Today’s story from John (6:1-21) is a retelling of last Sunday’s absent text from Mark…the feeding of the 5000 and Jesus walking on water. I have no idea why the lectionary is developed the way it is, why we’re reading this excerpt from John instead of Mark, but we are, and I’m sure there is good logic and reasoning for it. Really, when we consider most of the world around us, we can explain it through the lens of logic and reasoning. That’s why God gave us brains, right? I mean, these days we know that God didn’t create the world in the literal 6 days, but over millions of years. Scientists and archeologists have found ways to use logic and reasoning to explain the plagues in Egypt from the time of Moses. And all of that is wonderful research, and the nerd in me is joyous to hear about the discovery of the “God particle” in recent scientific news. But sometimes, when my logic and reasoning really take over, and my need to have all the questions answered gets out of control, I become a cynical skeptic. “No way did that stuff really happen” is what pops into my head when reading miracle stories. “No way did Jesus raise Lazarus from the dead.” “No way did Jesus feed 5000 people on five loaves and two fish.” “No way did Jesus walk on water.” Surely, none of you have thought that way…right?
While logic and reasoning are good, and the nerd in me rejoices in logic and reasoning, it can blind us to the miracles happening around us daily. Despite what some of us might think…that God doesn’t do that kind of thing anymore…there are miracles happening around us all the time. Anyone who has beaten cancer will tell you it’s a miracle. Anyone who has lived through a tornado, hurricane or wildfire and not lost their homes or loved ones will tell you it’s a miracle. Anyone who has walked the fine line between life and death because of substance abuse and is now sober will tell you it’s a miracle. Anyone who has experienced family problems but has found a way to heal and reconcile will tell you it’s a miracle. These kinds of miracles may not be of epic proportions, but they happen and they change lives.
So what’s a miracle all about? While the Biblical text tells us that miracles are about feeding and healing, they also serve to reinforce that Jesus was more than just a man; that he was the Divine incarnate. Miracles, especially the ones in the New Testament, remind us that God is ever present in our daily lives; that God understands our hunger, our pain, and our need for healing.

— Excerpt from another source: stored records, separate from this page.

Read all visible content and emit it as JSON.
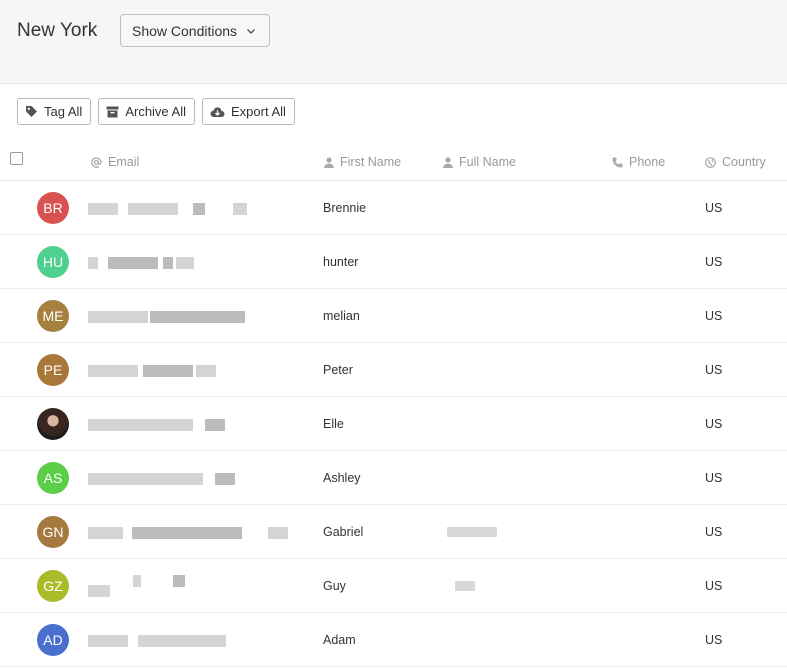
{
  "header": {
    "title": "New York",
    "conditions_label": "Show Conditions"
  },
  "toolbar": {
    "tag_all": "Tag All",
    "archive_all": "Archive All",
    "export_all": "Export All"
  },
  "columns": {
    "email": "Email",
    "first_name": "First Name",
    "full_name": "Full Name",
    "phone": "Phone",
    "country": "Country"
  },
  "rows": [
    {
      "initials": "BR",
      "color": "#d95252",
      "first_name": "Brennie",
      "country": "US"
    },
    {
      "initials": "HU",
      "color": "#4fd08e",
      "first_name": "hunter",
      "country": "US"
    },
    {
      "initials": "ME",
      "color": "#a6803f",
      "first_name": "melian",
      "country": "US"
    },
    {
      "initials": "PE",
      "color": "#a8783a",
      "first_name": "Peter",
      "country": "US"
    },
    {
      "initials": "",
      "color": "#2b2b2b",
      "first_name": "Elle",
      "country": "US",
      "photo": true
    },
    {
      "initials": "AS",
      "color": "#5bcd46",
      "first_name": "Ashley",
      "country": "US"
    },
    {
      "initials": "GN",
      "color": "#a67a3f",
      "first_name": "Gabriel",
      "country": "US"
    },
    {
      "initials": "GZ",
      "color": "#aabb2a",
      "first_name": "Guy",
      "country": "US"
    },
    {
      "initials": "AD",
      "color": "#4b6fcf",
      "first_name": "Adam",
      "country": "US"
    }
  ]
}
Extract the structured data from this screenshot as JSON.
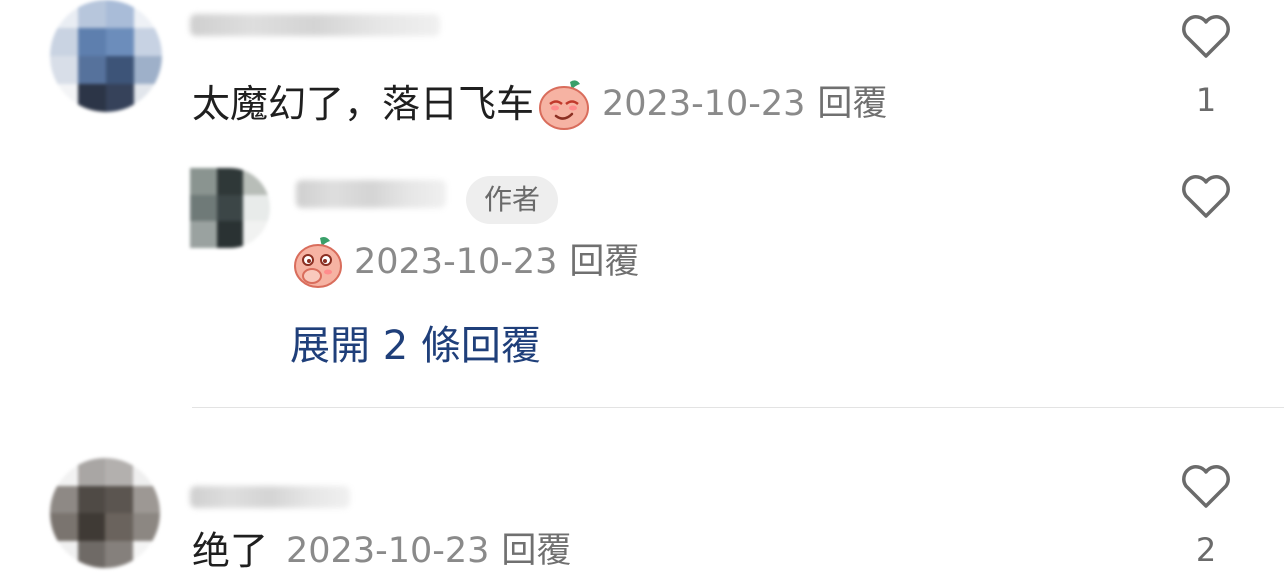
{
  "comments": [
    {
      "text": "太魔幻了，落日飞车",
      "emoji_icon": "peach-smug-emoji",
      "date": "2023-10-23",
      "reply_label": "回覆",
      "likes": "1"
    },
    {
      "author_badge": "作者",
      "emoji_icon": "peach-giggle-emoji",
      "date": "2023-10-23",
      "reply_label": "回覆",
      "expand_label": "展開 2 條回覆"
    },
    {
      "text": "绝了",
      "date": "2023-10-23",
      "reply_label": "回覆",
      "likes": "2"
    }
  ],
  "colors": {
    "expand_link": "#1f3f7a",
    "meta": "#8a8a8a",
    "badge_bg": "#eeeeee"
  }
}
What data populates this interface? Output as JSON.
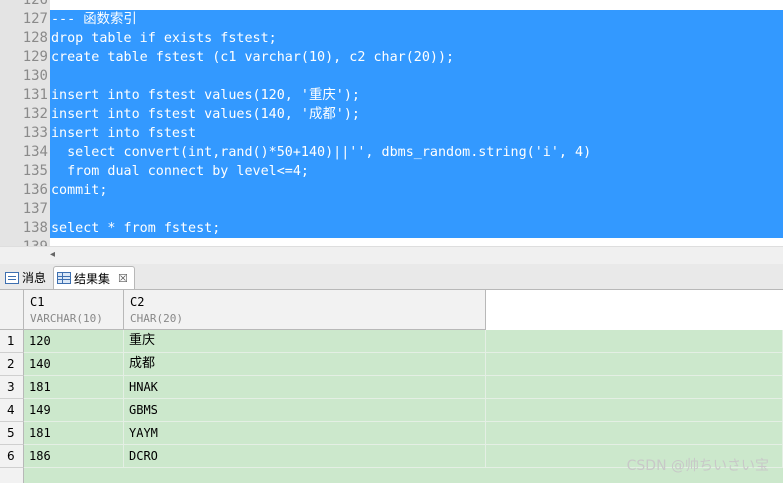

In the Ephesians reading (3:14-21), Paul is praying so that the people might let Christ dwell in their hearts; that they be rooted and grounded in love. The Message translation reads “that Christ will live in you as you open the door and let him in.” The idea here is that when we let Jesus inside of us, then we are changed from the inside out. And that change makes it possible to recognize the miracles around us. Imagine for a moment that you are among those 5000 people who were fed by Jesus. Not only was your physical hunger abated, but your spiritual hunger as well…being in the presence of Jesus, letting him into your heart, made it possible for the miracle of transformation to happen. Or suppose you were among the disciples who witnessed Jesus walking on water. His words of consolation “do not be afraid” open you up and give you the courage needed to follow Jesus and carry his message to far off villages and towns. Miracles can open our hearts to Jesus, and by opening our hearts, we experience the miracles around us.
So my question for you is, have you opened your heart and experienced the miracle, or are you being logical about everything?
I don't know what the future of the church is, but I know that we will continue to be a place of sanctuary and hope, working towards healing in the world.